Philadelphia Orchestra/Eugene Ormandy
Sonata for Piano no 21 in C major, Op. 53 "Waldstein" (1804) [24:25] CD8 Fryderyk CHOPIN (1810-1849)
Preludes (24) for Piano, Op. 28 (1836-39) [39:19] CD9 Franz LISZT (1811-1886)
Concerto for Piano no 1 in E flat major, S 124 (1849-56) [19:26]
Fantasia on Hungarian Folk Melodies S.123 [16:04]
Philadelphia Orchestra/Eugene Ormandy CD10 Robert SCHUMANN (1810-1856)
Kreisleriana, Op. 16 (1838) [32:37]
Arabeske in C major, Op.18 [4:31] CD11 Fryderyk CHOPIN (1810-1849)
Andante spianato et Grand polonaise brillante in E flat major, Op. 22 (1830-31) [17:27]
Waltz for Piano in E flat major, B 62/Op. 18 "Grande valse brillante" (1831) [4:19] Ludwig van BEETHOVEN (1770-1827)
Bagatelle for Piano in A minor, WoO 59 "Für Elise" (1808) [3:25] Franz SCHUBERT (1797-1828)
Allegretto for Piano in C minor, D 915; abridged recording (1827) [4:14] Maurice RAVEL (1875-1937)
Gaspard de la nuit M.55; Scarbo is omitted; Ondine and Le Gibet only [12:59] Franz LISZT (1811-1886)
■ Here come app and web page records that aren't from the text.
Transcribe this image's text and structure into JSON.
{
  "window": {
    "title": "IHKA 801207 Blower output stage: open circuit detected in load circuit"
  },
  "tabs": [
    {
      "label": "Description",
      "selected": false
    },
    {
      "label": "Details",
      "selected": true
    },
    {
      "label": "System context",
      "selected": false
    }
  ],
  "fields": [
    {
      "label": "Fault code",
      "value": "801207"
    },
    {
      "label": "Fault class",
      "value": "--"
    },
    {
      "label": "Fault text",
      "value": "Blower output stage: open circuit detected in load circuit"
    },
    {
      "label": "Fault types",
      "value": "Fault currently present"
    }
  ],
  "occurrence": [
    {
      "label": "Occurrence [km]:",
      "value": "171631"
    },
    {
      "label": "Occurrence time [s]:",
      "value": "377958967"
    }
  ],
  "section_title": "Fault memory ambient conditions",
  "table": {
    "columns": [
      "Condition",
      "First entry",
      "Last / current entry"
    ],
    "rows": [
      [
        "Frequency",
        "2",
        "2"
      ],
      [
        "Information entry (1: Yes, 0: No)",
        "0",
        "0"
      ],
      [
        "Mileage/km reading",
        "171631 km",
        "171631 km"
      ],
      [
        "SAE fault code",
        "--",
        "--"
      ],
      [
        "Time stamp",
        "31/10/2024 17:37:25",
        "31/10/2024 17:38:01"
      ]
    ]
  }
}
Hungarian Rhapsodies (19) for Piano, S 244 (1846-85): no 8 in F sharp minor [6:20]: no 9 in E flat major [10:56]: no 10 in E major [5:32]: no 11 in A minor [6:38]: no 13 in A minor [9:03] CD12 Johann Sebastian BACH (1685-1750) Goldberg Variations, BWV 988 (1741-42) [78:50]
We are currently
offering in excess of 52,000 reviews
Founding Editor Rob Barnett Editor in Chief
John Quinn Seen & Heard Editor Emeritus Bill Kenny MusicWeb Webmaster
David Barker Postmaster
Jonathan Woolf MusicWeb Founder Len Mullenger